*Provided entries:*
────────
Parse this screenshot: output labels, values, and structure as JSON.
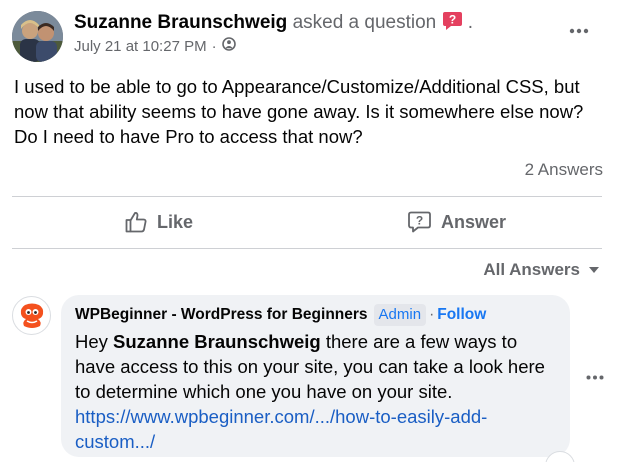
{
  "post": {
    "author": "Suzanne Braunschweig",
    "action": "asked a question",
    "trailing_dot": ".",
    "timestamp": "July 21 at 10:27 PM",
    "meta_sep": "·",
    "body": "I used to be able to go to Appearance/Customize/Additional CSS, but now that ability seems to have gone away.  Is it somewhere else now? Do I need to have Pro to access that now?",
    "answers_count": "2 Answers"
  },
  "actions": {
    "like": "Like",
    "answer": "Answer"
  },
  "filter": {
    "label": "All Answers"
  },
  "reply": {
    "page_name": "WPBeginner - WordPress for Beginners",
    "badge": "Admin",
    "sep": "·",
    "follow": "Follow",
    "text_prefix": "Hey ",
    "mention": "Suzanne Braunschweig",
    "text_suffix": " there are a few ways to have access to this on your site, you can take a look here to determine which one you have on your site.",
    "link": "https://www.wpbeginner.com/.../how-to-easily-add-custom.../"
  },
  "icons": {
    "question_badge": "question-bubble-icon",
    "privacy": "members-globe-icon",
    "more": "more-horizontal-icon",
    "like": "thumbs-up-icon",
    "answer": "question-speech-icon",
    "dropdown": "caret-down-icon"
  },
  "colors": {
    "accent": "#1877f2",
    "link": "#1a5ec4",
    "secondary_text": "#65676b",
    "bubble_bg": "#f0f2f5",
    "question_badge": "#e4405f",
    "brand_logo": "#f4511e"
  }
}
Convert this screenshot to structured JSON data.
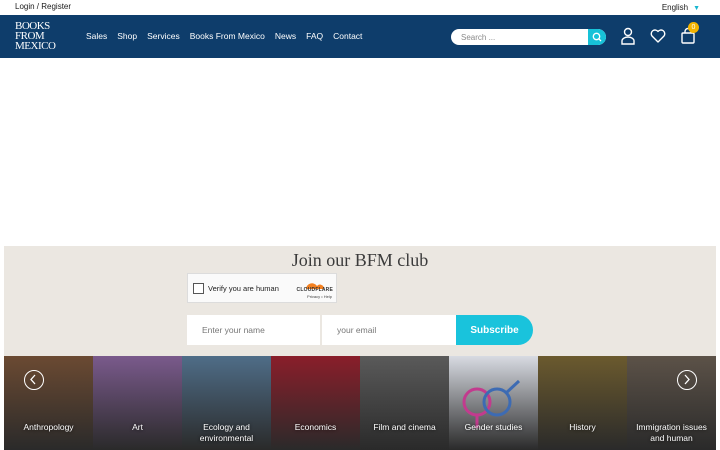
{
  "topbar": {
    "login": "Login / Register",
    "language": "English"
  },
  "nav": {
    "logo_line1": "BOOKS",
    "logo_line2": "FROM",
    "logo_line3": "MEXICO",
    "items": [
      "Sales",
      "Shop",
      "Services",
      "Books From Mexico",
      "News",
      "FAQ",
      "Contact"
    ],
    "search_placeholder": "Search ...",
    "cart_count": "0"
  },
  "club": {
    "title": "Join our BFM club",
    "captcha_label": "Verify you are human",
    "captcha_brand": "CLOUDFLARE",
    "captcha_links": "Privacy • Help",
    "name_placeholder": "Enter your name",
    "email_placeholder": "your email",
    "subscribe_label": "Subscribe"
  },
  "categories": [
    {
      "label": "Anthropology",
      "color": "#6b4a32"
    },
    {
      "label": "Art",
      "color": "#7a5a8c"
    },
    {
      "label": "Ecology and environmental",
      "color": "#4f6d88"
    },
    {
      "label": "Economics",
      "color": "#8a1e2a"
    },
    {
      "label": "Film and cinema",
      "color": "#5a5a5a"
    },
    {
      "label": "Gender studies",
      "color": "#d8dbe2"
    },
    {
      "label": "History",
      "color": "#6b5a2e"
    },
    {
      "label": "Immigration issues and human",
      "color": "#5c5248"
    }
  ],
  "colors": {
    "nav_bg": "#0e3d6b",
    "accent": "#19c3dc",
    "club_bg": "#ebe7e1",
    "badge": "#f5b400"
  }
}
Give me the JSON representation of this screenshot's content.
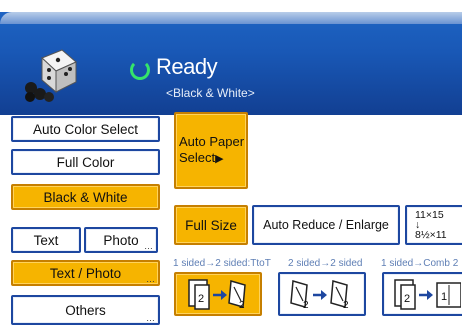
{
  "header": {
    "status": "Ready",
    "mode": "<Black & White>",
    "colors": {
      "bar_top": "#1f67c7",
      "bar_bottom": "#123f92",
      "ready_ring": "#35e46a"
    },
    "logo_icon": "dice-logo-icon"
  },
  "color_modes": {
    "auto_color_select": "Auto Color Select",
    "full_color": "Full Color",
    "black_white": "Black & White"
  },
  "original_type": {
    "text": "Text",
    "photo": "Photo",
    "text_photo": "Text / Photo",
    "others": "Others"
  },
  "paper": {
    "auto_paper_line1": "Auto Paper",
    "auto_paper_line2": "Select",
    "arrow_glyph": "▶"
  },
  "size": {
    "full_size": "Full Size",
    "auto_reduce_enlarge": "Auto Reduce / Enlarge",
    "ratio_top": "11×15",
    "ratio_arrow": "↓",
    "ratio_bottom": "8½×11"
  },
  "duplex": {
    "option1_label": "1 sided→2 sided:TtoT",
    "option2_label": "2 sided→2 sided",
    "option3_label": "1 sided→Comb 2"
  },
  "colors": {
    "selected_orange": "#f6b400",
    "button_border_blue": "#1d47a0"
  }
}
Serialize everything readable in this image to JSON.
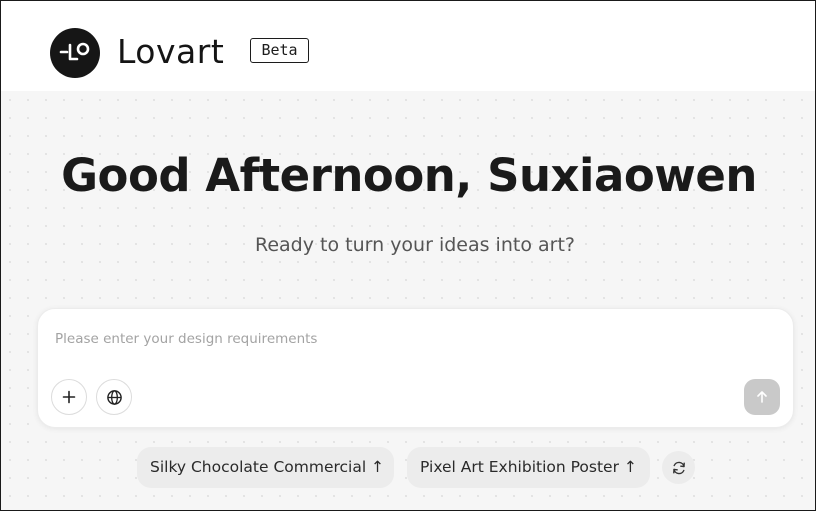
{
  "header": {
    "brand": "Lovart",
    "badge": "Beta",
    "logo_icon": "lovart-logo-icon"
  },
  "main": {
    "greeting": "Good Afternoon, Suxiaowen",
    "subtitle": "Ready to turn your ideas into art?"
  },
  "prompt": {
    "placeholder": "Please enter your design requirements",
    "value": "",
    "add_icon": "plus-icon",
    "web_icon": "globe-icon",
    "send_icon": "arrow-up-icon"
  },
  "suggestions": [
    {
      "label": "Silky Chocolate Commercial",
      "icon": "arrow-up-icon"
    },
    {
      "label": "Pixel Art Exhibition Poster",
      "icon": "arrow-up-icon"
    }
  ],
  "refresh_icon": "refresh-icon",
  "colors": {
    "background": "#f6f6f6",
    "card": "#ffffff",
    "chip": "#ececec",
    "send_disabled": "#c9c9c9",
    "text": "#1a1a1a"
  }
}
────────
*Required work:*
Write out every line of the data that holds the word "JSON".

*Response:*
Parse this screenshot: output labels, values, and structure as JSON.
Convert this screenshot to structured JSON data.
Give me the JSON representation of this screenshot's content.
Serialize everything readable in this image to JSON.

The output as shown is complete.